In the course of Donald Trump’s rise to power, people have repeatedly been asking, “Why did he tweet that? What was he thinking about?” Our fascination with his mental states highlights a very important question for us: What happens in our minds and brains when we try to influence others?
Why do you spend precious moments every day sharing information? There’s probably many reasons, but it appears that the opportunity to impart your knowledge onto others is internally rewarding.
We can train computers to learn to recognize objects by giving them millions of examples with the correct answers. A human baby, on the other hand, learns to recognize many concepts and objects all by themself simply by interacting with a few examples in the real world.
To understand human nature, I focus on human language and what it can reveal about how we think. Unlike other animals, humans can communicate an infinite number of thoughts through language.

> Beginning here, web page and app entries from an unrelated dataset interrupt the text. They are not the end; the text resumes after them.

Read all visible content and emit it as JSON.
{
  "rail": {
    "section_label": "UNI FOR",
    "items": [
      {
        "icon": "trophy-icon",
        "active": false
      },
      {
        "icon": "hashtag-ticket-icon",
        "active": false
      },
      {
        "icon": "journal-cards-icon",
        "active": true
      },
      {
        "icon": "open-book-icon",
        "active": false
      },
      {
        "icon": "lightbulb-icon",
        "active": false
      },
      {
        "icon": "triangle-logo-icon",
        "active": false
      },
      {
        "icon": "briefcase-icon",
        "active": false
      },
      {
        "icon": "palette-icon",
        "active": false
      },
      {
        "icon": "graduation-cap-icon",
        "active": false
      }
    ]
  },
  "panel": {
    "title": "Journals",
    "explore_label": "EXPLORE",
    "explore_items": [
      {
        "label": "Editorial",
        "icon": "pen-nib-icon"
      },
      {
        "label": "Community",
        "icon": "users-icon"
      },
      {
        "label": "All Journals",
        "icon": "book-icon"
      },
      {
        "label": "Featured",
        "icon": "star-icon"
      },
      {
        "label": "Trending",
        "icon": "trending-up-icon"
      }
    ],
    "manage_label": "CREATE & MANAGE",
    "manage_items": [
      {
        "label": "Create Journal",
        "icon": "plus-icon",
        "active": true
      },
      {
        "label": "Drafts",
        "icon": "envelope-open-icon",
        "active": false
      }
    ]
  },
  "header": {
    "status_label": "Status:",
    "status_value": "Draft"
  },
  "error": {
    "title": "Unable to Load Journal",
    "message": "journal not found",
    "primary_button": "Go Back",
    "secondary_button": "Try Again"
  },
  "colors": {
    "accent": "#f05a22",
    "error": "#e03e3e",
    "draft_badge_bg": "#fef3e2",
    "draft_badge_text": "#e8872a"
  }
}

And one reason that language is powerful is because we can use each of our words flexibly, with several different meanings.

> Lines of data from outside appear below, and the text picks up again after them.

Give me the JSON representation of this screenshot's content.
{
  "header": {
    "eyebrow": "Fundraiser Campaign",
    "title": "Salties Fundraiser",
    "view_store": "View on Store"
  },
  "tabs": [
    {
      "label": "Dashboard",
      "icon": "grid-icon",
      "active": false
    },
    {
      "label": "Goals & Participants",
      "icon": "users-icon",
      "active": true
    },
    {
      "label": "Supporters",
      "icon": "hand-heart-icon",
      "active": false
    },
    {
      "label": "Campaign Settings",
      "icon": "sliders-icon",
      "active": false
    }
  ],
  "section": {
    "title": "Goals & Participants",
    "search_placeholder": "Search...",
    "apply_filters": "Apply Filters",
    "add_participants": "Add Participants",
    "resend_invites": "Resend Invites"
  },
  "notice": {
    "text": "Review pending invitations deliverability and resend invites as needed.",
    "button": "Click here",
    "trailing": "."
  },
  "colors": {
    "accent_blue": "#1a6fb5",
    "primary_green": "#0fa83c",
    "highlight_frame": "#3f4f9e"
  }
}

Much of economics and public policy rests on the assumption that increasing the wealth of individuals and nations provides a route to increasing their wellbeing. So why does money fail us?
Why do we do the things that we do? Why do we sometimes choose to be loving parents and other times engage in irrational self‐destructive behaviors? What drives us to sometimes be altruistic and other times make decisions that really threaten our very survival? Well, the answer lies in our brains. Our brains evolved to ensure that we repeat behaviors that will lead to our survival.
Over the past century, we’ve been to the moon, we’ve split the atom, we’ve sequenced the human genome, but were still only at the very beginning of our understanding of the human brain. This is one of the great challenges that we face. If we can understand the brain, we can develop better treatments for brain disorders, we can design better robots, better computers, and ultimately we can better understand ourselves.
We know very little about complex financial systems and how systemic risk, as it’s called, is computed and how you would manage policies. And if you look back at the financial crisis, you can either say, as many economists do, “It all had to do with badly‐designed rules,” which may be part of the story; it’s certainly part of the story. Or it may have to do with the interaction of those rules and human nature, like mortgage broker greed, optimism… And you see it not just in individuals who now have houses and foreclosure, but at the highest levels.